## [TASK DESCRIPTION]
What you return should be the lines of the data containing "TRUMAN", each in full.

■ ■ ■ ■ ■

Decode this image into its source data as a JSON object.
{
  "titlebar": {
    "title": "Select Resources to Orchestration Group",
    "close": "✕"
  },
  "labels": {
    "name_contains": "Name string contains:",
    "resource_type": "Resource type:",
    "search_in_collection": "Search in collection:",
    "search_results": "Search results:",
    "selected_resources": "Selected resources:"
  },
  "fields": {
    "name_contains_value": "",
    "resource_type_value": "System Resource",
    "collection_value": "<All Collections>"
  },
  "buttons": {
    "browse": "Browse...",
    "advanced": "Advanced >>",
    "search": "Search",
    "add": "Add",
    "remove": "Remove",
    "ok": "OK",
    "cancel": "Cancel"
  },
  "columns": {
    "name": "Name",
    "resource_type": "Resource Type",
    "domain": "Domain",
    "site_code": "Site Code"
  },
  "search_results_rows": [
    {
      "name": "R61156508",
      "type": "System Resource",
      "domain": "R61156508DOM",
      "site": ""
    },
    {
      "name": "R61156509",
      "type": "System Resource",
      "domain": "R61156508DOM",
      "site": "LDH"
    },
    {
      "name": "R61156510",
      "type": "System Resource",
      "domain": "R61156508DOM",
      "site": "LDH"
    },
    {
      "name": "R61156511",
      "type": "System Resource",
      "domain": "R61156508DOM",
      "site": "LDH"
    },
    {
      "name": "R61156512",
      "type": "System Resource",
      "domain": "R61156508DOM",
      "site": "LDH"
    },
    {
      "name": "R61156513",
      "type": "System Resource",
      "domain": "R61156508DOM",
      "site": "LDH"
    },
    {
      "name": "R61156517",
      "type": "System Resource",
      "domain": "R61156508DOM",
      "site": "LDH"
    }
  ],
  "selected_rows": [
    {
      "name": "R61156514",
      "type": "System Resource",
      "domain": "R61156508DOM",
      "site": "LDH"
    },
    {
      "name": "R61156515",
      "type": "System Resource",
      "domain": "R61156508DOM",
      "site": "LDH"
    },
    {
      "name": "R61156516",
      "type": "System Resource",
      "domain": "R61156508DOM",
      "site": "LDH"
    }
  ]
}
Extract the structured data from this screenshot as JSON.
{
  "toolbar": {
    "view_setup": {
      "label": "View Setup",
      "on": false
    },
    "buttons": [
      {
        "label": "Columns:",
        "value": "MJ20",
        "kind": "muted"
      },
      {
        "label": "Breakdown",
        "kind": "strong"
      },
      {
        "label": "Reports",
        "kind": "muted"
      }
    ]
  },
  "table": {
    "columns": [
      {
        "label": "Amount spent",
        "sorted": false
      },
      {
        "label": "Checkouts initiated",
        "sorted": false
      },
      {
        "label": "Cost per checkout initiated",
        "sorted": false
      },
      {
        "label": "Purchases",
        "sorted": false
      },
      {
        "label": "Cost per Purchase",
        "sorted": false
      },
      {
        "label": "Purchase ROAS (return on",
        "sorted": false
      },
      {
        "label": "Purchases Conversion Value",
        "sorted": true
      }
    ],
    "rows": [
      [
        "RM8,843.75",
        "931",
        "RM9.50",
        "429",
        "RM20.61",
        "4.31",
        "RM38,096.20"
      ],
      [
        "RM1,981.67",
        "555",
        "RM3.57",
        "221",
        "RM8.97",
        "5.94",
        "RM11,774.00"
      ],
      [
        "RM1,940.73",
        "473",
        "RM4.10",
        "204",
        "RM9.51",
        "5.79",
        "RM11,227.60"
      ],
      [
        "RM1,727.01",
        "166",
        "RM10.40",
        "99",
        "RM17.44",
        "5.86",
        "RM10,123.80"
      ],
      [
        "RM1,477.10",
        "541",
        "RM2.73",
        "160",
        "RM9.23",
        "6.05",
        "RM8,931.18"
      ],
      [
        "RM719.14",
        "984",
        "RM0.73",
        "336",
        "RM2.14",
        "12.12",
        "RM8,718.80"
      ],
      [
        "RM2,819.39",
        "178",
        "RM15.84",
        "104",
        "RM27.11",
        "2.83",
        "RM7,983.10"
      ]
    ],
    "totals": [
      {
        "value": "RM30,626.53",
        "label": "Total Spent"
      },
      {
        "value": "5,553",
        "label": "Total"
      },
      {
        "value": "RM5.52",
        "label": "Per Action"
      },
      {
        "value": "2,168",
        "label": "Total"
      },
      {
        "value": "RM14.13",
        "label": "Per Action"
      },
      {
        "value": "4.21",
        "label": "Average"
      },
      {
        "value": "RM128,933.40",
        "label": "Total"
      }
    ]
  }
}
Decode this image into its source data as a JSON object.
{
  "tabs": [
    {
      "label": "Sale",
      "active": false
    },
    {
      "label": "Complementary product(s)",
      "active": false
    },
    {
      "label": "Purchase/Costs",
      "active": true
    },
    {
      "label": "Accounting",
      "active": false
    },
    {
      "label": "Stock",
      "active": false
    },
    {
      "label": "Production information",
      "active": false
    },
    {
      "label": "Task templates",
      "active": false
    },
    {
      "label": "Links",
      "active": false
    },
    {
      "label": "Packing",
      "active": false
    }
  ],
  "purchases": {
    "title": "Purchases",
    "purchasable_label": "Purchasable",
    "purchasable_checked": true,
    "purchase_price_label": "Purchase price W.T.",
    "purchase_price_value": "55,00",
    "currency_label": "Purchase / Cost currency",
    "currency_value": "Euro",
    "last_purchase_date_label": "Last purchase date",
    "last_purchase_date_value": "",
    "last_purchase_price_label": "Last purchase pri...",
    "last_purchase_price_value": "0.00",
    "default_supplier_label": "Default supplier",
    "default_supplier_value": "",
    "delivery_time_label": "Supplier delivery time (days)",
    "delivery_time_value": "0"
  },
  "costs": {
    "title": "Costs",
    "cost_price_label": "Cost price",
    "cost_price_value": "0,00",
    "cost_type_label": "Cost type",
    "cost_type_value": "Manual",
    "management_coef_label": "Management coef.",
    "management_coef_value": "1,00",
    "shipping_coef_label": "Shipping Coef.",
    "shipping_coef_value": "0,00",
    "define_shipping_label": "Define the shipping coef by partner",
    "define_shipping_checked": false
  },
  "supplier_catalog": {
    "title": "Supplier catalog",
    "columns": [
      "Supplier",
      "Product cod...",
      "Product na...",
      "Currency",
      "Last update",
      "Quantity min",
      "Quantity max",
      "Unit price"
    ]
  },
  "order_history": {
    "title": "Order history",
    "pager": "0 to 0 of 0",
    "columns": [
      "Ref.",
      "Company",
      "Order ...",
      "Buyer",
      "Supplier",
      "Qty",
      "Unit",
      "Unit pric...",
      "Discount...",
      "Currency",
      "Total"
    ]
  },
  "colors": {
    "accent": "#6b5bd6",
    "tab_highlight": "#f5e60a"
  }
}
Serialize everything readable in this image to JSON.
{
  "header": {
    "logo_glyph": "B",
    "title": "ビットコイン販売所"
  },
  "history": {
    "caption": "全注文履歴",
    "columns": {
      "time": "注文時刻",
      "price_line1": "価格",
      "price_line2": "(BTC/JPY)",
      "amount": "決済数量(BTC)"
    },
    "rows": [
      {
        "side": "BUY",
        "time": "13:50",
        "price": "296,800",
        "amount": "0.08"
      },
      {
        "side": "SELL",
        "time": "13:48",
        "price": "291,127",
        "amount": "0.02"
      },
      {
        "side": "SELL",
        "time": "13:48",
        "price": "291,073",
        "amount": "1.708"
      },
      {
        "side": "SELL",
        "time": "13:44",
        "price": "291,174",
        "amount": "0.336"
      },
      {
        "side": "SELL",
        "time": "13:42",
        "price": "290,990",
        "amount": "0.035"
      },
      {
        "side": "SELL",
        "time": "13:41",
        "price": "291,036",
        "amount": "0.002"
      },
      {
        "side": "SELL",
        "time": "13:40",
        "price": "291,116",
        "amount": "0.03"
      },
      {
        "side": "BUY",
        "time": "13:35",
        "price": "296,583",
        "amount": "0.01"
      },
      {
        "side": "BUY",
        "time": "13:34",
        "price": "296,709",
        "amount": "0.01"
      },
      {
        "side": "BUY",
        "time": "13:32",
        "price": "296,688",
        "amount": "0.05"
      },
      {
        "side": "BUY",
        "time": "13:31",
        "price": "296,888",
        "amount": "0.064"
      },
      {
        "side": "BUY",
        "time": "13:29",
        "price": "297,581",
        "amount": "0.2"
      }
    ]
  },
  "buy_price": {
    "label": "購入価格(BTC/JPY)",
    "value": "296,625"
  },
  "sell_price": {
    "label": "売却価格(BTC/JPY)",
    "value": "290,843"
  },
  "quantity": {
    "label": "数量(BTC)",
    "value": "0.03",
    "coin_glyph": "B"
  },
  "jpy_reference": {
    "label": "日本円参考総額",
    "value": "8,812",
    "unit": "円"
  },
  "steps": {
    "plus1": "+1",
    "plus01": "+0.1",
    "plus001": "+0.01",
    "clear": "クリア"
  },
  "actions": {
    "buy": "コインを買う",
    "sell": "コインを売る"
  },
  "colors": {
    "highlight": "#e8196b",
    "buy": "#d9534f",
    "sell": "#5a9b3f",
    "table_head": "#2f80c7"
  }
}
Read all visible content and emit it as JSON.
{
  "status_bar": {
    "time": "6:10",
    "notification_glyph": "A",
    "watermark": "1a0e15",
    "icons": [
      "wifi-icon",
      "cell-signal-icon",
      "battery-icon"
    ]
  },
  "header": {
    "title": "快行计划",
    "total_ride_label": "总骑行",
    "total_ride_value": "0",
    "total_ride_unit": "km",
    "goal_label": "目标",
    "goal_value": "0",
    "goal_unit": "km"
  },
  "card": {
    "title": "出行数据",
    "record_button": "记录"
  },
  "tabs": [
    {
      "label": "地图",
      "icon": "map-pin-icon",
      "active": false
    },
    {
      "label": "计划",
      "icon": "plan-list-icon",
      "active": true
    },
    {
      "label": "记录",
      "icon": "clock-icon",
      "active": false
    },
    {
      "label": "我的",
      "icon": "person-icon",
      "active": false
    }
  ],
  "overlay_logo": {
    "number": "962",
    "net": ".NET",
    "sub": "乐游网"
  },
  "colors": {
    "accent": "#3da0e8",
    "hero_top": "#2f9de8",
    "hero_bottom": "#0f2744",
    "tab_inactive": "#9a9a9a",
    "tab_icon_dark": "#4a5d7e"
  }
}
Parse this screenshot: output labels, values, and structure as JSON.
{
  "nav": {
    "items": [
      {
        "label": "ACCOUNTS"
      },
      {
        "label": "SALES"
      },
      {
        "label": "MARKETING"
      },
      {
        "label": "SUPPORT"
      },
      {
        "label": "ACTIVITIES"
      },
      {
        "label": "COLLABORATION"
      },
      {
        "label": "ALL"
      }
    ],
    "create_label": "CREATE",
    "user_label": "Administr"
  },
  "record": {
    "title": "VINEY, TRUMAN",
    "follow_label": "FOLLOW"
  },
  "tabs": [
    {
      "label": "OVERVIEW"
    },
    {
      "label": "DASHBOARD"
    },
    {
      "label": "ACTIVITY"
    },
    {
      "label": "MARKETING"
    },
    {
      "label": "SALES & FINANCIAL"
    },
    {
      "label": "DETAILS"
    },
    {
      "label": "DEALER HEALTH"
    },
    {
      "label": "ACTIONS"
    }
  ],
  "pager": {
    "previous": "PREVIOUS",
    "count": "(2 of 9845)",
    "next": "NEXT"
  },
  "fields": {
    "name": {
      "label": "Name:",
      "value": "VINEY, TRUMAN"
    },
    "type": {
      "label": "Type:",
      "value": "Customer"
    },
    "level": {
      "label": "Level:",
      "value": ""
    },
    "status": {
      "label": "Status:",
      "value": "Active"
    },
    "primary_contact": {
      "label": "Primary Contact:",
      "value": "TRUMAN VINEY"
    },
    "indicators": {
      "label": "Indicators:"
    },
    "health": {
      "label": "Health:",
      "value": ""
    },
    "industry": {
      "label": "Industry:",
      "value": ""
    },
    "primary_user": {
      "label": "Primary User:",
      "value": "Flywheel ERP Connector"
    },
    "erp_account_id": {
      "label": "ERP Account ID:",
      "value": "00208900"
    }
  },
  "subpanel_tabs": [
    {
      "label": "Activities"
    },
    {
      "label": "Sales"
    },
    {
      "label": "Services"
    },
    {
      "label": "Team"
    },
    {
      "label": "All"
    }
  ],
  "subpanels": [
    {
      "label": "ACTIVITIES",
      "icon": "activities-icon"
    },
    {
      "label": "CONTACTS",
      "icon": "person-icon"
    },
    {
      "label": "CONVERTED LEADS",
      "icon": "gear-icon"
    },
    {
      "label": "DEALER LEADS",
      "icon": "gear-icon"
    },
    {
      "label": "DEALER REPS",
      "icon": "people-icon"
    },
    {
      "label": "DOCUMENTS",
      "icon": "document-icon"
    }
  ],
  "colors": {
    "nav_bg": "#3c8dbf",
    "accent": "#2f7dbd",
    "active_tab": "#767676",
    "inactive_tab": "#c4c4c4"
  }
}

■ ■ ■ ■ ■

## [OUTPUT OF THE EXERCISE]
    "title": "VINEY, TRUMAN",
      "value": "VINEY, TRUMAN"
      "value": "TRUMAN VINEY"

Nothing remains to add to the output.